Items from an interface collection>
=== Begin Enclosure ===

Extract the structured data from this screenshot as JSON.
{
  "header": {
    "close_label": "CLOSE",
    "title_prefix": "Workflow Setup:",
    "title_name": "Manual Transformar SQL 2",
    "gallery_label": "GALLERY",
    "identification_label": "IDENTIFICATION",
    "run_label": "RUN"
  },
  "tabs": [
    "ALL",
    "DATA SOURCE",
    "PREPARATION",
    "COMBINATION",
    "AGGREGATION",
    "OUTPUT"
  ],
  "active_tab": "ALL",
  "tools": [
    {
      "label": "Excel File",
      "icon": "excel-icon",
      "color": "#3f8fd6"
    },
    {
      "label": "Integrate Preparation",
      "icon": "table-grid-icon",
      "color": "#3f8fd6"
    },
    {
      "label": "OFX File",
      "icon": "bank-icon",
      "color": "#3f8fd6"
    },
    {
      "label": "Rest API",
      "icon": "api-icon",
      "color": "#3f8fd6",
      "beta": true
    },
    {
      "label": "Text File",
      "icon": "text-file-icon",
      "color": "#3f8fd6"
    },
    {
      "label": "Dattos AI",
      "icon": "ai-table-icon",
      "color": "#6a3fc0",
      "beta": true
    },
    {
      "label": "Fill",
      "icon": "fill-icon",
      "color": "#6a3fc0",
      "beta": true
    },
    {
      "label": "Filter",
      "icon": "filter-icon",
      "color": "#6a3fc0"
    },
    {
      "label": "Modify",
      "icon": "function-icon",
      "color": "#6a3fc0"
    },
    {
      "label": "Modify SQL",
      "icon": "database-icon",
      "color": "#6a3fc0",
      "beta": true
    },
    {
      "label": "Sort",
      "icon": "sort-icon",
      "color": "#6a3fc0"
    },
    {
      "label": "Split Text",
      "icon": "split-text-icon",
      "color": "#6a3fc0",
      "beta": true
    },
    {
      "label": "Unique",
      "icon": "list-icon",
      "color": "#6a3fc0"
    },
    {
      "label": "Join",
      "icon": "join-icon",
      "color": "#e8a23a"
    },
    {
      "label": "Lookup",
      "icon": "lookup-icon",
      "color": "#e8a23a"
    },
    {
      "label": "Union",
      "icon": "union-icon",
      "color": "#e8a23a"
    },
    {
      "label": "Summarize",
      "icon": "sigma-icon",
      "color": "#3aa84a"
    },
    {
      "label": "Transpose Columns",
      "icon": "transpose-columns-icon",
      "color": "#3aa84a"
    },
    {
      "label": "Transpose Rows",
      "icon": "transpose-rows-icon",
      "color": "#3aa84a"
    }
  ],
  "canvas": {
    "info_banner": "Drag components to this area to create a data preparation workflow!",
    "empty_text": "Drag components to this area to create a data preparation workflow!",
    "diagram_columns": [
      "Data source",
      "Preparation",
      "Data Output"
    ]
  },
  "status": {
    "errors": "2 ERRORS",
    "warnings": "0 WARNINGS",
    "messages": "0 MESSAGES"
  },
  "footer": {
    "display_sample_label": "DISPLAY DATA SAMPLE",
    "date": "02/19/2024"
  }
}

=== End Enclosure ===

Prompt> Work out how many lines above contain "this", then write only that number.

Exercise solution> 3